Supplied material:

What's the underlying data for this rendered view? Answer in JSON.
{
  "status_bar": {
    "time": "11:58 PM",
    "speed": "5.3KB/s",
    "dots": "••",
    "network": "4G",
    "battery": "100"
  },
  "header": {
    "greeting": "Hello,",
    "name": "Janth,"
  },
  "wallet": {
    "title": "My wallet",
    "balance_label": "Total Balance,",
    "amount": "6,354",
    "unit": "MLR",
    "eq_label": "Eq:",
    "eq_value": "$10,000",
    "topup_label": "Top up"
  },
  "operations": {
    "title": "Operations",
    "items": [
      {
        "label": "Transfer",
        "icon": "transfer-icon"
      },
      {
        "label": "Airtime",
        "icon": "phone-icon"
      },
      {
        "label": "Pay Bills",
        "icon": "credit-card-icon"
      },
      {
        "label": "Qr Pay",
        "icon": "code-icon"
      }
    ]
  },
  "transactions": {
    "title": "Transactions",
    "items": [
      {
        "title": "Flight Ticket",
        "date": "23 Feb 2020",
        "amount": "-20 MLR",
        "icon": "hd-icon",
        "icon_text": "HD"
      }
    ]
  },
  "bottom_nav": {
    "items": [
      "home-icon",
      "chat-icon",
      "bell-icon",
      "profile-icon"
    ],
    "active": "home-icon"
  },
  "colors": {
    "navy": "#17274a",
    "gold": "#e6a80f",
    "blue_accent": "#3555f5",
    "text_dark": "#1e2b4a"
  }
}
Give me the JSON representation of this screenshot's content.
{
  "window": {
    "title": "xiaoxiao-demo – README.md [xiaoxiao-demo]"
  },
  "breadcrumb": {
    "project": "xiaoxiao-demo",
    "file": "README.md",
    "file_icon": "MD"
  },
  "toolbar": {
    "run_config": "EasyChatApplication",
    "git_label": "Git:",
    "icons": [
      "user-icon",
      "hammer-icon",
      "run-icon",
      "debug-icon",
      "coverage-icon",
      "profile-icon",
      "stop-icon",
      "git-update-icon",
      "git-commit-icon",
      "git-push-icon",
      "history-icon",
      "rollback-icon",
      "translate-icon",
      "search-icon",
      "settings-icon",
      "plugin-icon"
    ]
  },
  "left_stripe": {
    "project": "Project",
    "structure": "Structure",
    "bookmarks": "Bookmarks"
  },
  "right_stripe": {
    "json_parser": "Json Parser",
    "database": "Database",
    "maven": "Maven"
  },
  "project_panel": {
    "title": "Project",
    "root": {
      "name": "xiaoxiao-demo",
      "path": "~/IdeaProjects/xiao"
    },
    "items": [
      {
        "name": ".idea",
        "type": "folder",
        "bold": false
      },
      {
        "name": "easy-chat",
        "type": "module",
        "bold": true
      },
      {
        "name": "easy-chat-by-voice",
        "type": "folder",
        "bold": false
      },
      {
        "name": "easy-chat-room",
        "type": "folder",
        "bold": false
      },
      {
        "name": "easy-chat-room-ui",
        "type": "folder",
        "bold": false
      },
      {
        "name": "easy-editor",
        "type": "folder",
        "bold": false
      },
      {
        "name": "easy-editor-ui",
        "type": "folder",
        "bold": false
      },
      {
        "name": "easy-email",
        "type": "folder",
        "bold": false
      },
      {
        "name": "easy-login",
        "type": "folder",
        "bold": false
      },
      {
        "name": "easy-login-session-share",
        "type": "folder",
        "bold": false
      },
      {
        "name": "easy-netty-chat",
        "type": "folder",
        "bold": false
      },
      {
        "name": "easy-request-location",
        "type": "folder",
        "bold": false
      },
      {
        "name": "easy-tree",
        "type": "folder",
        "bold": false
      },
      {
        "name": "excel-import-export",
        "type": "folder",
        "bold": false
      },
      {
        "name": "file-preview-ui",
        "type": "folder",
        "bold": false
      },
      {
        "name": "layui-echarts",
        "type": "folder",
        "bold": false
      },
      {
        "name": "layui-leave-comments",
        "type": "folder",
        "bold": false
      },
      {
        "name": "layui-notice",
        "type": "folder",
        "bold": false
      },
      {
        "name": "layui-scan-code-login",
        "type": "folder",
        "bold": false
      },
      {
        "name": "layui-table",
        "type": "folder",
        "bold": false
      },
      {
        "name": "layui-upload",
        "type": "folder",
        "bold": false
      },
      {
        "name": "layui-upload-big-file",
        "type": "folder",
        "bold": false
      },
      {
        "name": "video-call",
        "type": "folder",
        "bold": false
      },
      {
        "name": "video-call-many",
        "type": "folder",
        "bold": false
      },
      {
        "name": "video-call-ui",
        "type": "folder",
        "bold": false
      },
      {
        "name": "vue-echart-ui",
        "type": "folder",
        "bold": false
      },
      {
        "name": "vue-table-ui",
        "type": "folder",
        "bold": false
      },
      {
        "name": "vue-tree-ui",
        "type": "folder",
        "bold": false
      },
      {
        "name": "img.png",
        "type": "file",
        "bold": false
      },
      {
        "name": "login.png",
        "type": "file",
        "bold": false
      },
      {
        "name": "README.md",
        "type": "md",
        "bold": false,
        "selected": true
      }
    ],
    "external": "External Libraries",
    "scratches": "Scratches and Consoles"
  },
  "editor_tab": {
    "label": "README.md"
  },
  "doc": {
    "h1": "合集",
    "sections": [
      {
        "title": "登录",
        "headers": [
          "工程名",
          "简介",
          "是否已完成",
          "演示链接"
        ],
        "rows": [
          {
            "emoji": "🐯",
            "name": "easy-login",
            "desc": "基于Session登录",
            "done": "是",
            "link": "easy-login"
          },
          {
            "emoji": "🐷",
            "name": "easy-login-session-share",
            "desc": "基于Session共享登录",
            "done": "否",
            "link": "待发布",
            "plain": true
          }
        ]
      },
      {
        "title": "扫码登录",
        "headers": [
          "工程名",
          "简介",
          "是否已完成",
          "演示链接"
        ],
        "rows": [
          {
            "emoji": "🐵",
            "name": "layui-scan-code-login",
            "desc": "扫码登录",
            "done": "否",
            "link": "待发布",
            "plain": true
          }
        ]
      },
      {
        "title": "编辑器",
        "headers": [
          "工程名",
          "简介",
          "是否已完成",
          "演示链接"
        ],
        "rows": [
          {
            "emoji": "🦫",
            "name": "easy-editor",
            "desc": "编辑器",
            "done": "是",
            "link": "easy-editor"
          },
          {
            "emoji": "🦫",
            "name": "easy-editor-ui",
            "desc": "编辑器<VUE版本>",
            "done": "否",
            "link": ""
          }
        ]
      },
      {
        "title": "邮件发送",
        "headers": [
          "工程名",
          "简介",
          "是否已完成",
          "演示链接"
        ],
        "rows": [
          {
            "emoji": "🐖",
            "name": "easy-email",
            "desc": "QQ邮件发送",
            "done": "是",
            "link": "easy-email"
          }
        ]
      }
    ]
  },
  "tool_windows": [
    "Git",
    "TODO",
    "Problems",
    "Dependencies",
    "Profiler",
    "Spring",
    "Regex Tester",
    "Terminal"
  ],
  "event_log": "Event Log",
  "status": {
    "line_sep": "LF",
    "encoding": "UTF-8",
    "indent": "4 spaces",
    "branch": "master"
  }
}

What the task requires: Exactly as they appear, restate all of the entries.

Response below:
What's the underlying data for this rendered view? Answer in JSON.
{
  "status_bar": {
    "time": "11:58 PM",
    "speed": "5.3KB/s",
    "dots": "••",
    "network": "4G",
    "battery": "100"
  },
  "header": {
    "greeting": "Hello,",
    "name": "Janth,"
  },
  "wallet": {
    "title": "My wallet",
    "balance_label": "Total Balance,",
    "amount": "6,354",
    "unit": "MLR",
    "eq_label": "Eq:",
    "eq_value": "$10,000",
    "topup_label": "Top up"
  },
  "operations": {
    "title": "Operations",
    "items": [
      {
        "label": "Transfer",
        "icon": "transfer-icon"
      },
      {
        "label": "Airtime",
        "icon": "phone-icon"
      },
      {
        "label": "Pay Bills",
        "icon": "credit-card-icon"
      },
      {
        "label": "Qr Pay",
        "icon": "code-icon"
      }
    ]
  },
  "transactions": {
    "title": "Transactions",
    "items": [
      {
        "title": "Flight Ticket",
        "date": "23 Feb 2020",
        "amount": "-20 MLR",
        "icon": "hd-icon",
        "icon_text": "HD"
      }
    ]
  },
  "bottom_nav": {
    "items": [
      "home-icon",
      "chat-icon",
      "bell-icon",
      "profile-icon"
    ],
    "active": "home-icon"
  },
  "colors": {
    "navy": "#17274a",
    "gold": "#e6a80f",
    "blue_accent": "#3555f5",
    "text_dark": "#1e2b4a"
  }
}
Give me the JSON representation of this screenshot's content.
{
  "window": {
    "title": "xiaoxiao-demo – README.md [xiaoxiao-demo]"
  },
  "breadcrumb": {
    "project": "xiaoxiao-demo",
    "file": "README.md",
    "file_icon": "MD"
  },
  "toolbar": {
    "run_config": "EasyChatApplication",
    "git_label": "Git:",
    "icons": [
      "user-icon",
      "hammer-icon",
      "run-icon",
      "debug-icon",
      "coverage-icon",
      "profile-icon",
      "stop-icon",
      "git-update-icon",
      "git-commit-icon",
      "git-push-icon",
      "history-icon",
      "rollback-icon",
      "translate-icon",
      "search-icon",
      "settings-icon",
      "plugin-icon"
    ]
  },
  "left_stripe": {
    "project": "Project",
    "structure": "Structure",
    "bookmarks": "Bookmarks"
  },
  "right_stripe": {
    "json_parser": "Json Parser",
    "database": "Database",
    "maven": "Maven"
  },
  "project_panel": {
    "title": "Project",
    "root": {
      "name": "xiaoxiao-demo",
      "path": "~/IdeaProjects/xiao"
    },
    "items": [
      {
        "name": ".idea",
        "type": "folder",
        "bold": false
      },
      {
        "name": "easy-chat",
        "type": "module",
        "bold": true
      },
      {
        "name": "easy-chat-by-voice",
        "type": "folder",
        "bold": false
      },
      {
        "name": "easy-chat-room",
        "type": "folder",
        "bold": false
      },
      {
        "name": "easy-chat-room-ui",
        "type": "folder",
        "bold": false
      },
      {
        "name": "easy-editor",
        "type": "folder",
        "bold": false
      },
      {
        "name": "easy-editor-ui",
        "type": "folder",
        "bold": false
      },
      {
        "name": "easy-email",
        "type": "folder",
        "bold": false
      },
      {
        "name": "easy-login",
        "type": "folder",
        "bold": false
      },
      {
        "name": "easy-login-session-share",
        "type": "folder",
        "bold": false
      },
      {
        "name": "easy-netty-chat",
        "type": "folder",
        "bold": false
      },
      {
        "name": "easy-request-location",
        "type": "folder",
        "bold": false
      },
      {
        "name": "easy-tree",
        "type": "folder",
        "bold": false
      },
      {
        "name": "excel-import-export",
        "type": "folder",
        "bold": false
      },
      {
        "name": "file-preview-ui",
        "type": "folder",
        "bold": false
      },
      {
        "name": "layui-echarts",
        "type": "folder",
        "bold": false
      },
      {
        "name": "layui-leave-comments",
        "type": "folder",
        "bold": false
      },
      {
        "name": "layui-notice",
        "type": "folder",
        "bold": false
      },
      {
        "name": "layui-scan-code-login",
        "type": "folder",
        "bold": false
      },
      {
        "name": "layui-table",
        "type": "folder",
        "bold": false
      },
      {
        "name": "layui-upload",
        "type": "folder",
        "bold": false
      },
      {
        "name": "layui-upload-big-file",
        "type": "folder",
        "bold": false
      },
      {
        "name": "video-call",
        "type": "folder",
        "bold": false
      },
      {
        "name": "video-call-many",
        "type": "folder",
        "bold": false
      },
      {
        "name": "video-call-ui",
        "type": "folder",
        "bold": false
      },
      {
        "name": "vue-echart-ui",
        "type": "folder",
        "bold": false
      },
      {
        "name": "vue-table-ui",
        "type": "folder",
        "bold": false
      },
      {
        "name": "vue-tree-ui",
        "type": "folder",
        "bold": false
      },
      {
        "name": "img.png",
        "type": "file",
        "bold": false
      },
      {
        "name": "login.png",
        "type": "file",
        "bold": false
      },
      {
        "name": "README.md",
        "type": "md",
        "bold": false,
        "selected": true
      }
    ],
    "external": "External Libraries",
    "scratches": "Scratches and Consoles"
  },
  "editor_tab": {
    "label": "README.md"
  },
  "doc": {
    "h1": "合集",
    "sections": [
      {
        "title": "登录",
        "headers": [
          "工程名",
          "简介",
          "是否已完成",
          "演示链接"
        ],
        "rows": [
          {
            "emoji": "🐯",
            "name": "easy-login",
            "desc": "基于Session登录",
            "done": "是",
            "link": "easy-login"
          },
          {
            "emoji": "🐷",
            "name": "easy-login-session-share",
            "desc": "基于Session共享登录",
            "done": "否",
            "link": "待发布",
            "plain": true
          }
        ]
      },
      {
        "title": "扫码登录",
        "headers": [
          "工程名",
          "简介",
          "是否已完成",
          "演示链接"
        ],
        "rows": [
          {
            "emoji": "🐵",
            "name": "layui-scan-code-login",
            "desc": "扫码登录",
            "done": "否",
            "link": "待发布",
            "plain": true
          }
        ]
      },
      {
        "title": "编辑器",
        "headers": [
          "工程名",
          "简介",
          "是否已完成",
          "演示链接"
        ],
        "rows": [
          {
            "emoji": "🦫",
            "name": "easy-editor",
            "desc": "编辑器",
            "done": "是",
            "link": "easy-editor"
          },
          {
            "emoji": "🦫",
            "name": "easy-editor-ui",
            "desc": "编辑器<VUE版本>",
            "done": "否",
            "link": ""
          }
        ]
      },
      {
        "title": "邮件发送",
        "headers": [
          "工程名",
          "简介",
          "是否已完成",
          "演示链接"
        ],
        "rows": [
          {
            "emoji": "🐖",
            "name": "easy-email",
            "desc": "QQ邮件发送",
            "done": "是",
            "link": "easy-email"
          }
        ]
      }
    ]
  },
  "tool_windows": [
    "Git",
    "TODO",
    "Problems",
    "Dependencies",
    "Profiler",
    "Spring",
    "Regex Tester",
    "Terminal"
  ],
  "event_log": "Event Log",
  "status": {
    "line_sep": "LF",
    "encoding": "UTF-8",
    "indent": "4 spaces",
    "branch": "master"
  }
}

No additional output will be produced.